__Exercise goal__:
Every record below is to be restated verbatim, though its images are not.

__Data in this exercise__:
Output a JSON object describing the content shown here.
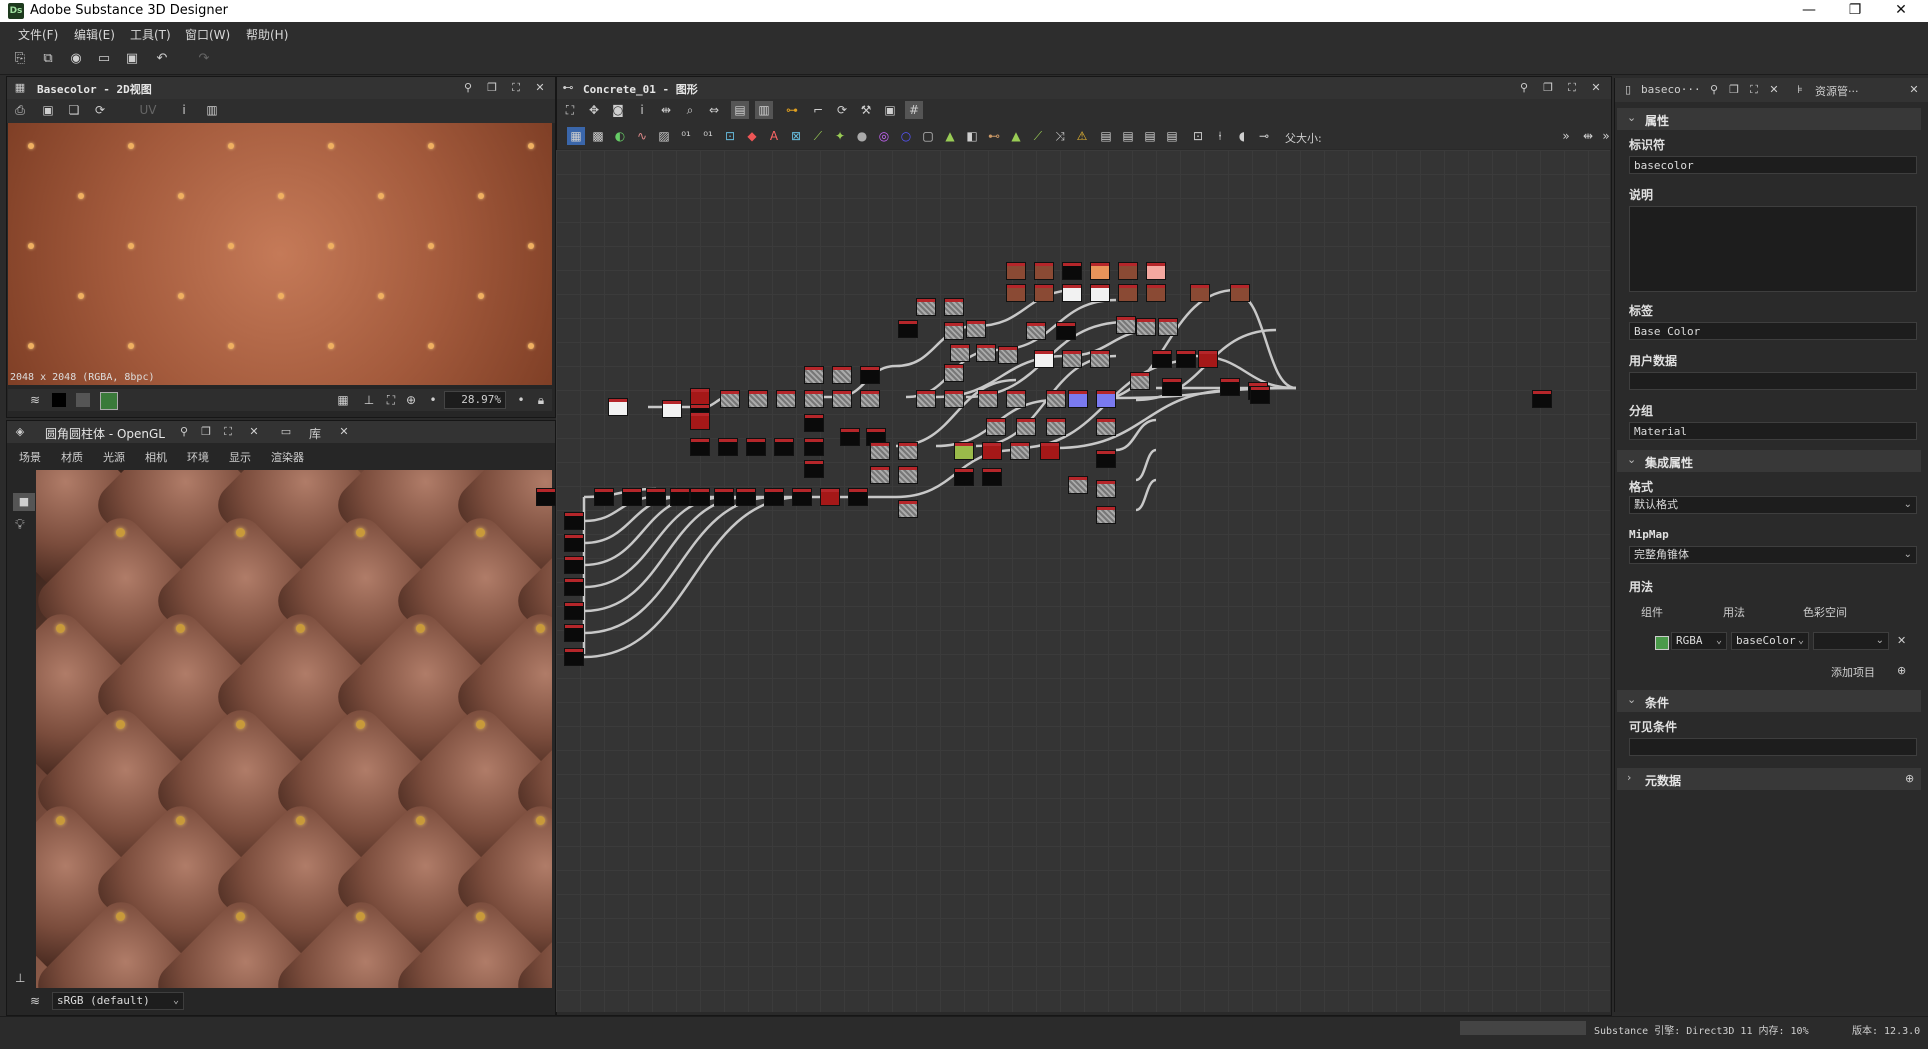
{
  "app": {
    "title": "Adobe Substance 3D Designer",
    "logo": "Ds",
    "window_buttons": [
      "—",
      "❐",
      "✕"
    ]
  },
  "menu": [
    "文件(F)",
    "编辑(E)",
    "工具(T)",
    "窗口(W)",
    "帮助(H)"
  ],
  "view2d": {
    "title": "Basecolor - 2D视图",
    "info": "2048 x 2048 (RGBA, 8bpc)",
    "zoom": "28.97%"
  },
  "view3d": {
    "title": "圆角圆柱体 - OpenGL",
    "tab2": "库",
    "menu": [
      "场景",
      "材质",
      "光源",
      "相机",
      "环境",
      "显示",
      "渲染器"
    ],
    "colorspace": "sRGB (default)"
  },
  "graph": {
    "title": "Concrete_01 - 图形",
    "parent_size_label": "父大小:"
  },
  "rightpanel": {
    "tab1": "baseco···",
    "tab2": "资源管···",
    "sections": {
      "attributes": "属性",
      "output_attributes": "集成属性",
      "conditions": "条件",
      "metadata": "元数据"
    },
    "identifier_label": "标识符",
    "identifier_value": "basecolor",
    "description_label": "说明",
    "label_label": "标签",
    "label_value": "Base Color",
    "userdata_label": "用户数据",
    "group_label": "分组",
    "group_value": "Material",
    "format_label": "格式",
    "format_value": "默认格式",
    "mipmap_label": "MipMap",
    "mipmap_value": "完整角锥体",
    "usage_label": "用法",
    "usage_col1": "组件",
    "usage_col2": "用法",
    "usage_col3": "色彩空间",
    "usage_component": "RGBA",
    "usage_value": "baseColor",
    "add_item": "添加项目",
    "visible_condition_label": "可见条件"
  },
  "status": {
    "engine": "Substance 引擎: Direct3D 11 内存: 10%",
    "version": "版本: 12.3.0"
  },
  "colors": {
    "accent_red": "#b5262a",
    "leather": "#a35a3c",
    "graph_bg": "#343434"
  }
}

__Answer__:
Output a JSON object describing the content shown here.
{
  "app": {
    "title": "Adobe Substance 3D Designer",
    "logo": "Ds",
    "window_buttons": [
      "—",
      "❐",
      "✕"
    ]
  },
  "menu": [
    "文件(F)",
    "编辑(E)",
    "工具(T)",
    "窗口(W)",
    "帮助(H)"
  ],
  "view2d": {
    "title": "Basecolor - 2D视图",
    "info": "2048 x 2048 (RGBA, 8bpc)",
    "zoom": "28.97%"
  },
  "view3d": {
    "title": "圆角圆柱体 - OpenGL",
    "tab2": "库",
    "menu": [
      "场景",
      "材质",
      "光源",
      "相机",
      "环境",
      "显示",
      "渲染器"
    ],
    "colorspace": "sRGB (default)"
  },
  "graph": {
    "title": "Concrete_01 - 图形",
    "parent_size_label": "父大小:"
  },
  "rightpanel": {
    "tab1": "baseco···",
    "tab2": "资源管···",
    "sections": {
      "attributes": "属性",
      "output_attributes": "集成属性",
      "conditions": "条件",
      "metadata": "元数据"
    },
    "identifier_label": "标识符",
    "identifier_value": "basecolor",
    "description_label": "说明",
    "label_label": "标签",
    "label_value": "Base Color",
    "userdata_label": "用户数据",
    "group_label": "分组",
    "group_value": "Material",
    "format_label": "格式",
    "format_value": "默认格式",
    "mipmap_label": "MipMap",
    "mipmap_value": "完整角锥体",
    "usage_label": "用法",
    "usage_col1": "组件",
    "usage_col2": "用法",
    "usage_col3": "色彩空间",
    "usage_component": "RGBA",
    "usage_value": "baseColor",
    "add_item": "添加项目",
    "visible_condition_label": "可见条件"
  },
  "status": {
    "engine": "Substance 引擎: Direct3D 11 内存: 10%",
    "version": "版本: 12.3.0"
  },
  "colors": {
    "accent_red": "#b5262a",
    "leather": "#a35a3c",
    "graph_bg": "#343434"
  }
}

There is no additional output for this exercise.